"We lament that once again, the burden of advocating for equity at Journal falls onto the shoulders of students of color who are already overburdened members of affinity groups," the statement from first-generation students reads. The LGBT group berates the Journal for its "white ableist culture," and the Black Law Students Association accuses it of "tokenizing and failing to reward the incredible contributions of students of color."
But tokenization is what the missives effectively advocate. Blacks comprise 16 percent of Journal admits, and Latinos 14 percent—even though they make up just 7 percent and 11 percent percent of the student body, respectively. Increasing the share of these groups on the Journal would make it less representative of Yale Law School than it currently is.
The black, LGBT, and first-generation affinity groups did not respond to requests for comment.
Data suggest the law school already has an aggressive affirmative action program; activists are demanding that its beneficiaries receive another leg up at the school's top journal. Though Yale does not publish the racial breakdown of its Law School Admission Test scores, in 2004 only 29 blacks scored above 170 on the test nationwide, according to the Journal of Blacks in Higher Education. Yale's median LSAT is 173.
It is difficult to find data on admissions rates by race. But in 1969, the admissions rate for black applicants at Yale Law School was 50 percent, compared to an overall acceptance rate of just 10 percent. That 10 percent figure has remained constant over the years. Given the persistent racial gap in LSAT scores, it's almost certain that the current admissions rate for blacks is much higher than for most other groups.
The emphasis on identity over scholarship is not unique to the Journal. It has affected every aspect of the law school, from its culture to its course offerings. "People are very willing to throw out words like 'bigoted' and 'racist' whenever it suits their narrative," one student told the Free Beacon. Following Brett Kavanaugh's confirmation, "there was a crusade against civility as an oppressive mode of engagement."

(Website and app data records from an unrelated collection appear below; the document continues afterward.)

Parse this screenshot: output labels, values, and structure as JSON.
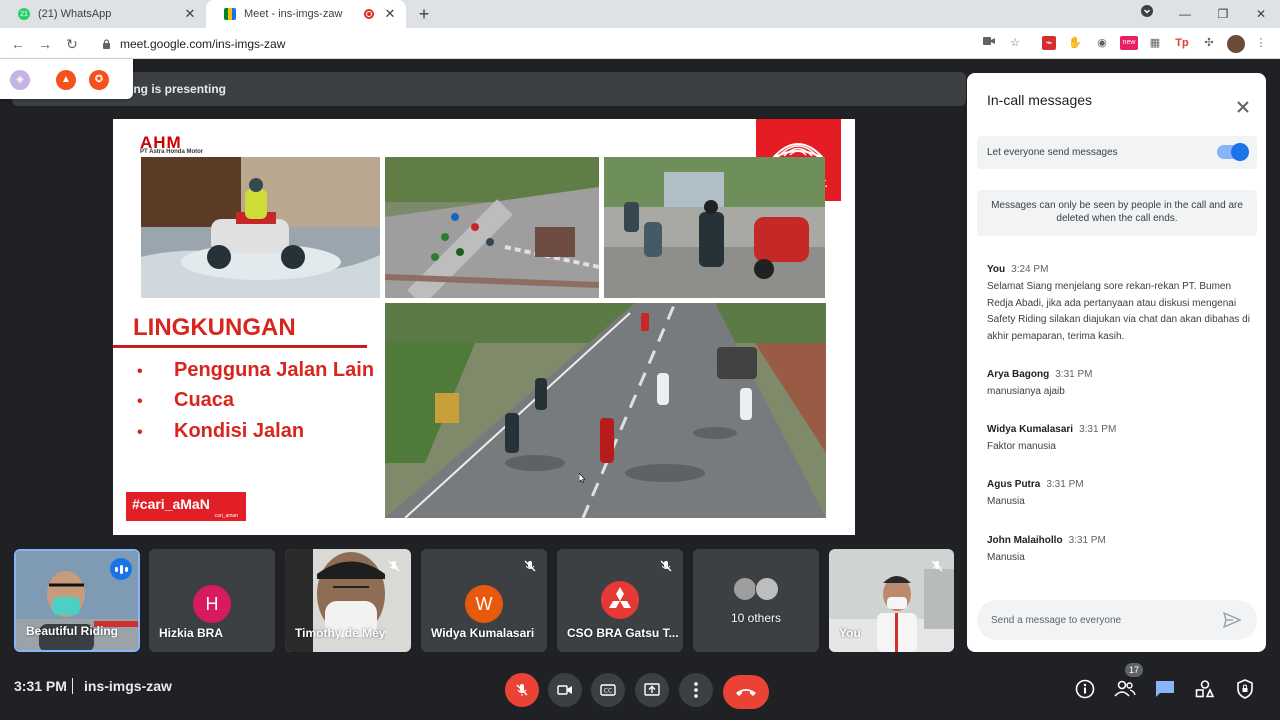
{
  "browser": {
    "tabs": [
      {
        "label": "(21) WhatsApp",
        "badge": "21",
        "active": false
      },
      {
        "label": "Meet - ins-imgs-zaw",
        "active": true
      }
    ],
    "url": "meet.google.com/ins-imgs-zaw",
    "extension_badge": "new"
  },
  "meet": {
    "presenting_text": "ing is presenting",
    "slide": {
      "brand": "AHM",
      "brand_sub": "PT Astra Honda Motor",
      "honda_name": "HONDA",
      "honda_tagline": "One HEART.",
      "heading": "LINGKUNGAN",
      "bullets": [
        "Pengguna Jalan Lain",
        "Cuaca",
        "Kondisi Jalan"
      ],
      "campaign": "#cari_aMaN",
      "campaign_sub": "cari_aman"
    },
    "participants": [
      {
        "name": "Beautiful Riding",
        "speaking": true
      },
      {
        "name": "Hizkia BRA",
        "initial": "H",
        "color": "#d81b60"
      },
      {
        "name": "Timothy de Mey",
        "muted": true
      },
      {
        "name": "Widya Kumalasari",
        "initial": "W",
        "color": "#e8590c",
        "muted": true
      },
      {
        "name": "CSO BRA Gatsu T...",
        "muted": true
      },
      {
        "name": "10 others"
      },
      {
        "name": "You",
        "muted": true
      }
    ],
    "bottom": {
      "time": "3:31 PM",
      "meeting_code": "ins-imgs-zaw",
      "people_count": "17"
    }
  },
  "chat": {
    "title": "In-call messages",
    "toggle_label": "Let everyone send messages",
    "info": "Messages can only be seen by people in the call and are deleted when the call ends.",
    "messages": [
      {
        "sender": "You",
        "time": "3:24 PM",
        "text": "Selamat Siang menjelang sore rekan-rekan PT. Bumen Redja Abadi, jika ada pertanyaan atau diskusi mengenai Safety Riding silakan diajukan via chat dan akan dibahas di akhir pemaparan, terima kasih."
      },
      {
        "sender": "Arya Bagong",
        "time": "3:31 PM",
        "text": "manusianya ajaib"
      },
      {
        "sender": "Widya Kumalasari",
        "time": "3:31 PM",
        "text": "Faktor manusia"
      },
      {
        "sender": "Agus Putra",
        "time": "3:31 PM",
        "text": "Manusia"
      },
      {
        "sender": "John Malaihollo",
        "time": "3:31 PM",
        "text": "Manusia"
      }
    ],
    "input_placeholder": "Send a message to everyone"
  }
}
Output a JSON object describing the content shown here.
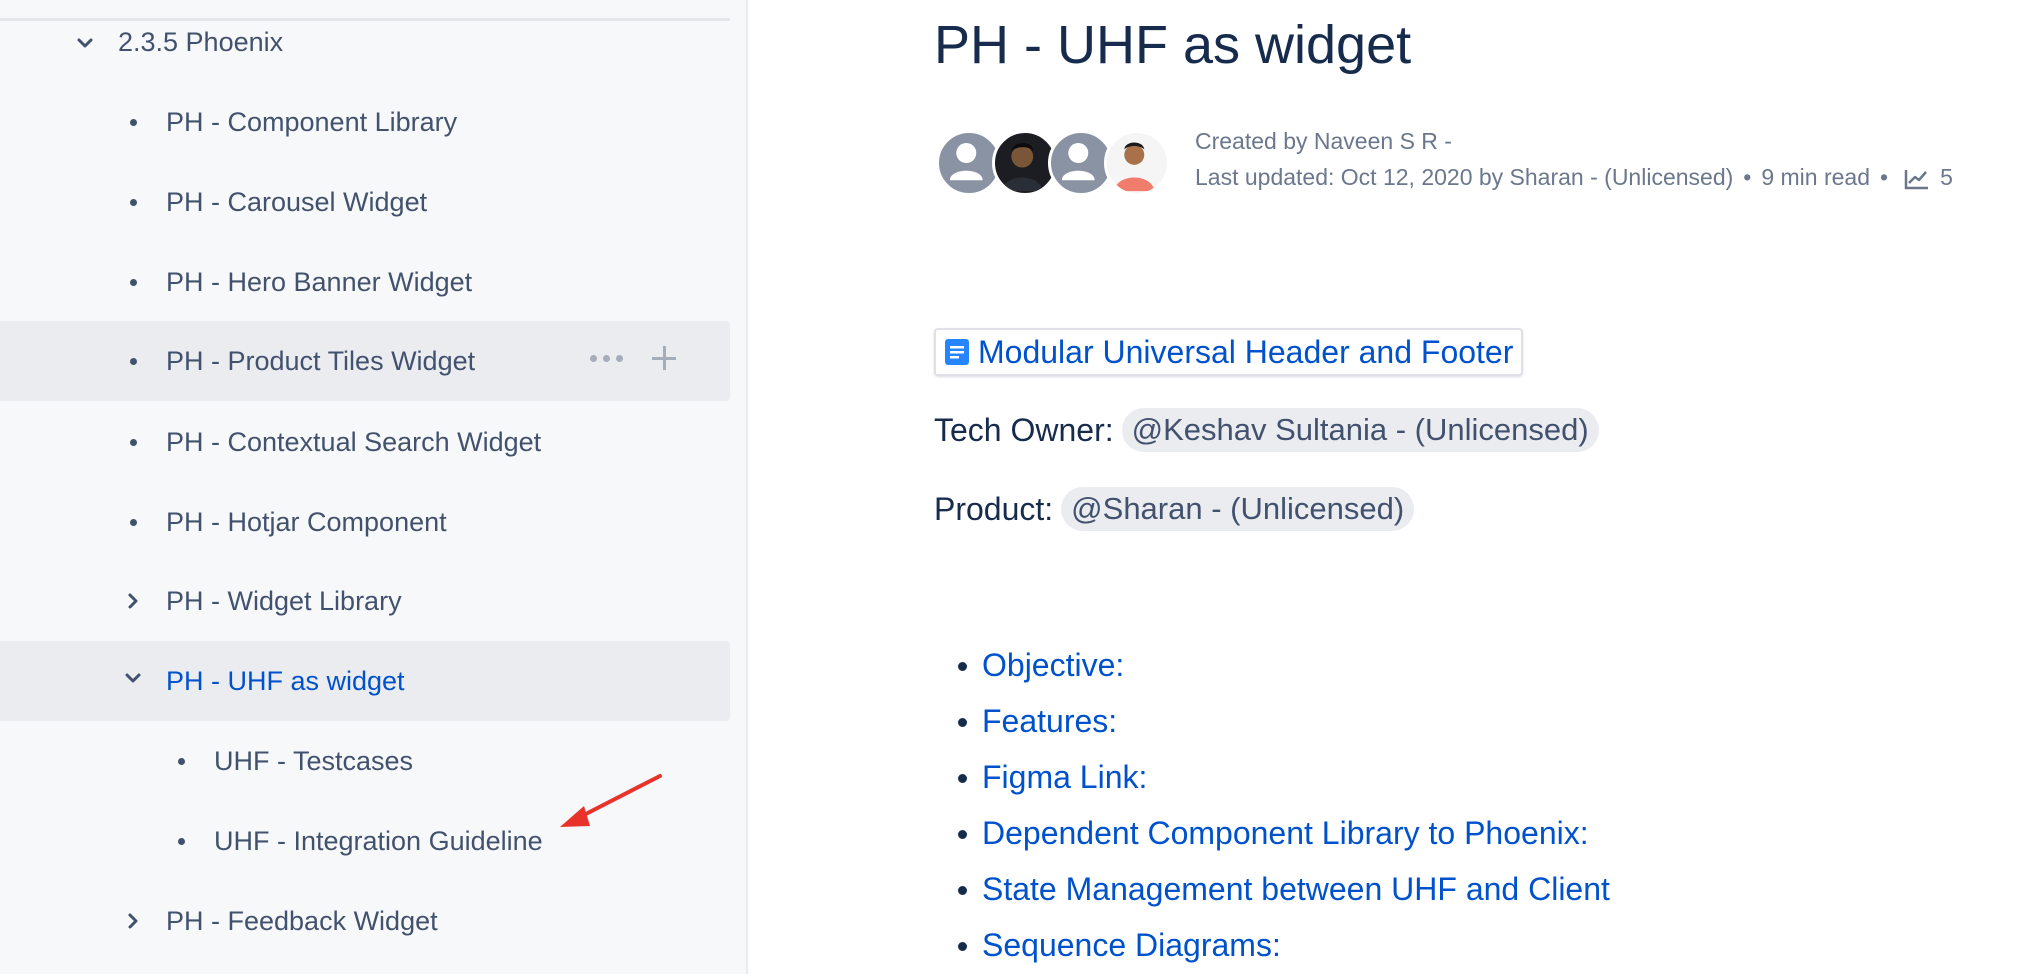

This crusade has had academic costs. "I have struggled to find serious legal topics taught in a seminar format," the law student said. Seminars that are taught include "Is That Racist?: Theory and Methods for Diagnosing and Demonstrating Racism"; "Intervening in the Criminalization of Youth and Queer and Trans Individuals: Seminar and Practicum"; and "Critical Race Theory," which the school promised to offer every year in the wake of George Floyd's death.
But the roots of Yale Law School's identitarianism arguably date back much further. In 1969, Macklin Fleming, an alumnus of Yale Law School, predicted that his alma mater's affirmative action policies would spiral out of control.
"Demands will be made for elimination of competition, reduction in standards of performance, adoption of courses of study which do not require intensive legal analysis, and recognition for academic credit of sociological activities which have only an indirect relationship to legal training," Fleming wrote in a letter to the dean. "These unhappy prospects flow from the abandonment of an objective system of admission based on intellectual aptitude."
Yale can't say it wasn't warned.
Update 02/21/21, 8:00 PM: A previous version of this story incorrectly stated that Latinos make up 30 percent of journal admits. They make up 14 percent.
Update 02/24/21, 12:00 PM: This story has been updated to clarify that the 61 percent figure refers to the Yale Law Journal's admissions rate for blacks, not the percentage of the Journal that is black.